Extracted material section start

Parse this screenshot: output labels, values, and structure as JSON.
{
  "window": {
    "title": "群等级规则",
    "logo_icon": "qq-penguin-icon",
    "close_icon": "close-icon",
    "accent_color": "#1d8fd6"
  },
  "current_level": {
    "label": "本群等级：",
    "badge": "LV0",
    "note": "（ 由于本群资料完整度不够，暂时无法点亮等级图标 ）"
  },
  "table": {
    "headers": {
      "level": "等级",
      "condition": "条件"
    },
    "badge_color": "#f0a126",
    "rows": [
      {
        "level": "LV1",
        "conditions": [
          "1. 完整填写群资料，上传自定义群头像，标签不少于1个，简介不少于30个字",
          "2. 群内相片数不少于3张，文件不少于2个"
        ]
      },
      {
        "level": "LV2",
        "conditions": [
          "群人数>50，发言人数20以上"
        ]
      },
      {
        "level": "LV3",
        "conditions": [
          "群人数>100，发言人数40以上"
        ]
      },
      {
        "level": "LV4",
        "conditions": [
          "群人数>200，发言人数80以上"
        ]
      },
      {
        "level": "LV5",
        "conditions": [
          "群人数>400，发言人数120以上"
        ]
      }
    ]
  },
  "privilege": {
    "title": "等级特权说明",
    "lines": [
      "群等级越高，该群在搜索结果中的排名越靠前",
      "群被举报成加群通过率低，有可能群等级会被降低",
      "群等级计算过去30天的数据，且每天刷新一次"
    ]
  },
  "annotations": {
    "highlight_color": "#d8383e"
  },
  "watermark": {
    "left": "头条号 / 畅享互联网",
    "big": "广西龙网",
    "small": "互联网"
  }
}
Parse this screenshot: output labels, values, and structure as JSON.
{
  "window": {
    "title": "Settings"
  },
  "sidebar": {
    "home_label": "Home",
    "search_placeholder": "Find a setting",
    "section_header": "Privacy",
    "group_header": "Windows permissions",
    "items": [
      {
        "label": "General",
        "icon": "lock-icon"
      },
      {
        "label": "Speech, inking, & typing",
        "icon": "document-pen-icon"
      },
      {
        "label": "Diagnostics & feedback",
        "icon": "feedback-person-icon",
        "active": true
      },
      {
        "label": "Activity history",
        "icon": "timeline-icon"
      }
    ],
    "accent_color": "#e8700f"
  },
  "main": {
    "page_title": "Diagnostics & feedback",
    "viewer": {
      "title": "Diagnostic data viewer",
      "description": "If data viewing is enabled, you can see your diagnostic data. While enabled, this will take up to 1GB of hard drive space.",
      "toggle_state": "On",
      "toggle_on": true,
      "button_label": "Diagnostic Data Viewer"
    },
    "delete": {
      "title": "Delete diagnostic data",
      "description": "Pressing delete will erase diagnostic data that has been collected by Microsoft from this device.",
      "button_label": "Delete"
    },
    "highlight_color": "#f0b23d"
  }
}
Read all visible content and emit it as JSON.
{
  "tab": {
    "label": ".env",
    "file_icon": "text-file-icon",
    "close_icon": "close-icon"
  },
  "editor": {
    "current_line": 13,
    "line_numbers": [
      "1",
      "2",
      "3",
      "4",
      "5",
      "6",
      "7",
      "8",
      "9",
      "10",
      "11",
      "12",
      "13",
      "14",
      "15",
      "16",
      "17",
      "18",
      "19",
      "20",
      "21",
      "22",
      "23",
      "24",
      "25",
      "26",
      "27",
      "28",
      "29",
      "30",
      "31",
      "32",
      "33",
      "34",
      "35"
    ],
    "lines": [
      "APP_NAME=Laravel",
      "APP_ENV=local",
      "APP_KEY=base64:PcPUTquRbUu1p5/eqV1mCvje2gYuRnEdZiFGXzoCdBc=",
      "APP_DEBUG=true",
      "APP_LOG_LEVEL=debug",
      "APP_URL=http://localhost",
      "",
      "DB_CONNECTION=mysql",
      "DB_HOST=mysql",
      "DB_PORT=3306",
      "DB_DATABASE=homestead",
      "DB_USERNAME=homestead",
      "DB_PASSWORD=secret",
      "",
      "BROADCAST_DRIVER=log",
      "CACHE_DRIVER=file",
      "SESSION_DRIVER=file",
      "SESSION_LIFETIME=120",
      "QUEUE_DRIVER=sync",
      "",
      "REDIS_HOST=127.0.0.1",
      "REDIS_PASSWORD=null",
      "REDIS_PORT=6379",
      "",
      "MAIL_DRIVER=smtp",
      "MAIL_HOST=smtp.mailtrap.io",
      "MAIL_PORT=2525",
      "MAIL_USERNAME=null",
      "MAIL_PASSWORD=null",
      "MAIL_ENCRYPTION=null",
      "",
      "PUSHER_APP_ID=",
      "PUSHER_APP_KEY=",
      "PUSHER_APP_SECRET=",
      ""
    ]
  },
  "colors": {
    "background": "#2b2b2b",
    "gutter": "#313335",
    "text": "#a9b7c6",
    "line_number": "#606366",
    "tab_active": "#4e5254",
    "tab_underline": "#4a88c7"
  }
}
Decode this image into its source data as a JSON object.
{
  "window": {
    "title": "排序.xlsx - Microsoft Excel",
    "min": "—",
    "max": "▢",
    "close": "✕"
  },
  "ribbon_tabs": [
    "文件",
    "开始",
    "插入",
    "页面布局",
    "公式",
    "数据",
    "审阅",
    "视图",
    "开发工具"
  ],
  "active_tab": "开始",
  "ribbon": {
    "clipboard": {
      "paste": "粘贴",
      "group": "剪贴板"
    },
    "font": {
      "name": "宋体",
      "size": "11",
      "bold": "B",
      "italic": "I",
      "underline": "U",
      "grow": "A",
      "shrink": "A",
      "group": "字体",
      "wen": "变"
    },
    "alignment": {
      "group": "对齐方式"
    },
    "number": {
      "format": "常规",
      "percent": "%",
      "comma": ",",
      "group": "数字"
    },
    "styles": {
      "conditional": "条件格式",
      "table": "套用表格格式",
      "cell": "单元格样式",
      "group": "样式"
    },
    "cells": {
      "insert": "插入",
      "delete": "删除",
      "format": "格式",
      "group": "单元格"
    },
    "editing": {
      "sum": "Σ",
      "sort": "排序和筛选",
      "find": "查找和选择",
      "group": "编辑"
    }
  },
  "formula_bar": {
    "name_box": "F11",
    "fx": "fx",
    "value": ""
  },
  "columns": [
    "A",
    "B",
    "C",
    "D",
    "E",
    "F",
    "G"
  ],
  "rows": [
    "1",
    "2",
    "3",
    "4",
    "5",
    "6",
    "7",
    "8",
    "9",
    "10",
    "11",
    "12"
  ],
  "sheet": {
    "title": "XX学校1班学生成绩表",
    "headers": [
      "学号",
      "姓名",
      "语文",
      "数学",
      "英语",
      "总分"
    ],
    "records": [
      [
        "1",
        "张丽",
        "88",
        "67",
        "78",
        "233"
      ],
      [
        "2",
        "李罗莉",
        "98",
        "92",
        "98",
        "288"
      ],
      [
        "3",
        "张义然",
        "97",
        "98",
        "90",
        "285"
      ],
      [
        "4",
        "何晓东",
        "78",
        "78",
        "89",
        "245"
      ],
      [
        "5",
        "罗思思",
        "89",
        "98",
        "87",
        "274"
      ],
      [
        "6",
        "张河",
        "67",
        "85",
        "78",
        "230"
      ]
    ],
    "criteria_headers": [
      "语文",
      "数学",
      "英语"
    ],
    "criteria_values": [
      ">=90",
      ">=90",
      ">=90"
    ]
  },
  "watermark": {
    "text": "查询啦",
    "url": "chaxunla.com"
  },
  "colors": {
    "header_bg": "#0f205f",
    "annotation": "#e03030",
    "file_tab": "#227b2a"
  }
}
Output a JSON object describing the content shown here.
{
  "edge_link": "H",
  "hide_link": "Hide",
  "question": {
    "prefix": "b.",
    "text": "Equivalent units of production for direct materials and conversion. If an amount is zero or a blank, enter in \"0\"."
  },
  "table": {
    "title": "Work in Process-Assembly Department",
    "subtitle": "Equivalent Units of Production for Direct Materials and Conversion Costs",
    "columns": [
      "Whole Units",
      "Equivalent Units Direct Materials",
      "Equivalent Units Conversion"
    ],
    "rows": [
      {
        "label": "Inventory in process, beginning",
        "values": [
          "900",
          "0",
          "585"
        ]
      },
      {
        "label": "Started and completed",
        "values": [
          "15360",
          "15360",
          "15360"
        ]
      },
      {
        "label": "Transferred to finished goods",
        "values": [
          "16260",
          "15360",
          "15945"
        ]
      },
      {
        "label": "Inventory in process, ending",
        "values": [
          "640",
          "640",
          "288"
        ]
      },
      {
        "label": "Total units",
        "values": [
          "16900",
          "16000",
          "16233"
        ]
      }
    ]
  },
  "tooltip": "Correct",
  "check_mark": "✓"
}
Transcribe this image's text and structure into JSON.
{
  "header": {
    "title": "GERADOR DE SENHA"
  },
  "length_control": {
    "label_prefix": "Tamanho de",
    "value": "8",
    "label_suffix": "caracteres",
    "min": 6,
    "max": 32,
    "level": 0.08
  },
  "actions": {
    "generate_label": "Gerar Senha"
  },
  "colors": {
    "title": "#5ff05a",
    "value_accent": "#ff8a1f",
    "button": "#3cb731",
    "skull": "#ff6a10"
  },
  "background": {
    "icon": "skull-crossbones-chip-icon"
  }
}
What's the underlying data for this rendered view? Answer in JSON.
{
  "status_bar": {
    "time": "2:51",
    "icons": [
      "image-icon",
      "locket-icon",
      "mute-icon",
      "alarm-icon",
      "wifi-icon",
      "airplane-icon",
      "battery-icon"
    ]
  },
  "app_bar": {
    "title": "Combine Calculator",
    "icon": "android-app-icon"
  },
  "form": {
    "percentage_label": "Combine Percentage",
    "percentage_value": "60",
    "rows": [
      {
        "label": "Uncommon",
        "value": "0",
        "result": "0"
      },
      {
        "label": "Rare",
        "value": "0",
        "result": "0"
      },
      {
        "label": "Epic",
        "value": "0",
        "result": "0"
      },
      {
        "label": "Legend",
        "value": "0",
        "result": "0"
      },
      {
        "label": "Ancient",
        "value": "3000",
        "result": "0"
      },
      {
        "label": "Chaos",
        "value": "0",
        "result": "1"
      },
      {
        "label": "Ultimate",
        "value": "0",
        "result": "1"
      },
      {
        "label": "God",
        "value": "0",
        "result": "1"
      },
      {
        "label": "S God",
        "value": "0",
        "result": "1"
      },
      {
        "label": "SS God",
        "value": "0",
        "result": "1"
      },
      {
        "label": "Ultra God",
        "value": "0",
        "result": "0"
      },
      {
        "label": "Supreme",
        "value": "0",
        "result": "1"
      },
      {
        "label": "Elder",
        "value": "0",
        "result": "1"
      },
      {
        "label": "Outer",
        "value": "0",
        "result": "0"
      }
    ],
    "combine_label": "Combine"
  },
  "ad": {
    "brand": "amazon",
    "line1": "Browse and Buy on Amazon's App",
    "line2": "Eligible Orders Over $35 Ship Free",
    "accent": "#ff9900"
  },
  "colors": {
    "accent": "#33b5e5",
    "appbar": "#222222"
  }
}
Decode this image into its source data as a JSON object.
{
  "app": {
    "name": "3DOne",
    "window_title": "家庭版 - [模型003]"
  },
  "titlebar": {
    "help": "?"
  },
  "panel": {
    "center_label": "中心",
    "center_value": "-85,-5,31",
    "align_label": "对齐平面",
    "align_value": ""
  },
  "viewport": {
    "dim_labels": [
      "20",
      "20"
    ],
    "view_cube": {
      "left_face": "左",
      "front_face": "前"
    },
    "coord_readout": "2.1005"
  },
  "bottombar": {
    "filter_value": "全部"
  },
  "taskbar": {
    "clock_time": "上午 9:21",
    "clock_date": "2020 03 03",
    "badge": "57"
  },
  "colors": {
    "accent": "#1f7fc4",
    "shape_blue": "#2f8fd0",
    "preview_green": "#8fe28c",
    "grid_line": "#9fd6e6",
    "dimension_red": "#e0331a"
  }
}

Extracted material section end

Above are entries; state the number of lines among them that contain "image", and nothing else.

# Reply:
4